Some samples of the deals on offer:
• An eBay ad offers “samples from the scene of a Chelyabinsk meteorite” for $200. The vendor admits: “We aren’t sure for 100% that it is a meteorite.”
• A vendor on Avito.ru is proposing a “private tour of the crash site and sightseeing excursion of the destruction” for $167, including airport pickup.
• A second vendor on Avito.ru is asking about $3,300 for a meteorite “found near the zinc factory.”
That sounds like a lot.

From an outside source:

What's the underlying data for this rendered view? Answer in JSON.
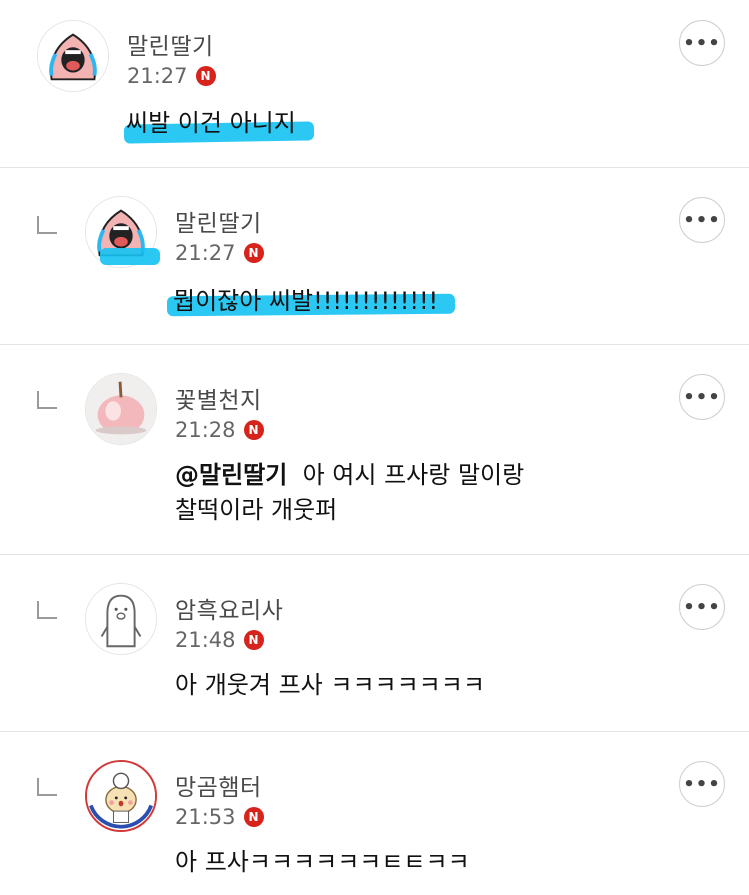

But, says Rob Elliott, a meteorite dealer near Edinburgh, “Any serious collector is going to want a piece.” (Yes, there are serious meteorite collectors and dealers, as well as national and international associations of meteorite enthusiasts.)
The RIA-Novosti news agency quoted Russian scientists as saying the Chelyabinsk meteor was made of “ordinary chondrites,” with iron content of about 10 percent. “This sounds like a very common type of meteorite,” Elliott says, “but it has the added attraction of the fireball and being seen by so many people and doing so much damage.”

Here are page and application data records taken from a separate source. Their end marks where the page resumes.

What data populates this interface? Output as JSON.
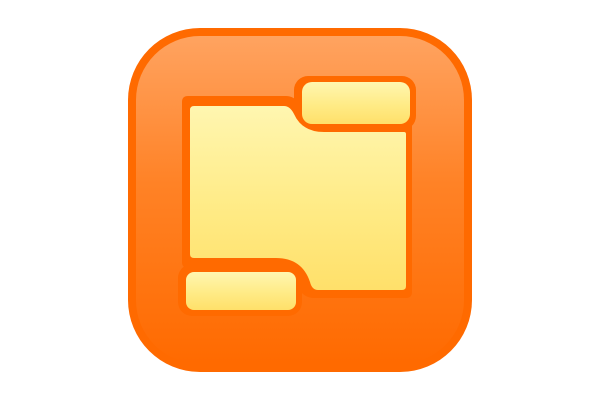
{
  "app_icon": {
    "icon": "folder-split-icon",
    "colors": {
      "frame_outer": "#ff6a00",
      "frame_inner": "#ff8a2a",
      "frame_highlight": "#ffa360",
      "panel_light": "#fff6b0",
      "panel_mid": "#ffeb86",
      "panel_dark": "#ffe06a"
    }
  }
}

What if you’re not a serious collector but still want your own piece of the biggest object to enter Earth’s atmosphere in more than a century? What should you expect to pay?

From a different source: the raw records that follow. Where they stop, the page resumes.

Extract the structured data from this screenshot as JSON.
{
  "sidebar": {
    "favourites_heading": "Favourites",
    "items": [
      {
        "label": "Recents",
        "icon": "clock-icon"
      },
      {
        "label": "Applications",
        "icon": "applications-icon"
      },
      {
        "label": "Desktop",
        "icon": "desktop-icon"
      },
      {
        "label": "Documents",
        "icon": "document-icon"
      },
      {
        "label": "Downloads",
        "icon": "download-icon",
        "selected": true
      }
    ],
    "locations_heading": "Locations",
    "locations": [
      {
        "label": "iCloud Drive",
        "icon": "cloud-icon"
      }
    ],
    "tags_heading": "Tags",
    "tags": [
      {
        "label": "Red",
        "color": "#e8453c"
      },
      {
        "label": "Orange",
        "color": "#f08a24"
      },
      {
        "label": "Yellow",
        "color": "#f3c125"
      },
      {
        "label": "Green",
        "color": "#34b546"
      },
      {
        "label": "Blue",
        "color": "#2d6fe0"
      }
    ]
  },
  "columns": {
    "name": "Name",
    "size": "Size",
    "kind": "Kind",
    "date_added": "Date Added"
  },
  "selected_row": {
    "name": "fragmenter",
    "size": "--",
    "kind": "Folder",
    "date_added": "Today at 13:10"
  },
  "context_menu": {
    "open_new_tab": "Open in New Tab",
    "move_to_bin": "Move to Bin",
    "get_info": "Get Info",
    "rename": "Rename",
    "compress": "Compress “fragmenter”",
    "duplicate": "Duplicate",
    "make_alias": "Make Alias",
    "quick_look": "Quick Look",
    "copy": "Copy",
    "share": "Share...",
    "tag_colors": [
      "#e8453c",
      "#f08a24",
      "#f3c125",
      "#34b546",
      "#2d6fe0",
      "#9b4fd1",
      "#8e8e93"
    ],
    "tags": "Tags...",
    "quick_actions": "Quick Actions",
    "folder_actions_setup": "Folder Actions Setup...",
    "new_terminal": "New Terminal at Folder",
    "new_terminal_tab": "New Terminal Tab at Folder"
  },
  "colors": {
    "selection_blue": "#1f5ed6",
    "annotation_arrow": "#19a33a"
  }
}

Meteorites are subject to the laws of supply and demand that govern earthly objects, says Mark Ford, a longtime collector who is chairman of the British and Irish Meteorite Society. “Some meteorite falls are just a few kilograms, and they tend to be more valuable.” Ford says he’s heard of some particularly rare specimens fetching as much as $1,000 per gram.
However, the Chelyabinsk meteor was enormous—NASA estimated its weight at between 7,000 and 10,000 tons—which means lots of meteorites probably fell, and prices are likely to be lower. That’s the good news for potential buyers. The bad news, Ford says, is that “if you buy now, you’ll pay too much.” Prices typically plummet after the initial excitement of a major meteorite fall, he says.
An even bigger risk is that what you buy won’t be a meteorite at all. Russian authorities have issued a stern warning to online vendors, saying that police “will be monitoring advertising around the clock” and that anyone selling phony meteorites “will be immediately prosecuted.”
Exactly how Russian police are going to authenticate meteorites was not explained. In the meantime, Scottish dealer Elliott says he has looked at a number of online ads for purported Chelyabinsk meteorites, “and so far I haven’t seen any meteorites. All I’ve seen is a lot of old rocks.”
One particularly imaginative vendor is offering to sell bags of Chelyabinsk topsoil to people who want to search for meteorites in the comfort of their own homes. Buying these is probably not a good idea, as the Chelyabinsk region is home to a major plutonium-processing facility that in the 1950s suffered one of the worst nuclear accidents in history.
Ford advises would-be buyers to steer clear of online ads with blurry photographs and to look for rocks with a jet-black outer coating, caused by superheating as the meteorite passes through the atmosphere at supersonic speed. But, he adds, “There are a lot of black rocks around.” Even chunks of tarmac can easily be mistaken for meteorites.
The best bet, Ford says, is to buy from a dealer who is a member of the International Meteorite Collectors Association, a self-policing group of dealers. Ordinarily, after a major meteorite fall, “the dealers are on the next plane,” he says. “But this being Russia, it’s a bit more difficult. They have to get visas, and there are some security issues because Chelyabinsk is a nuclear city.”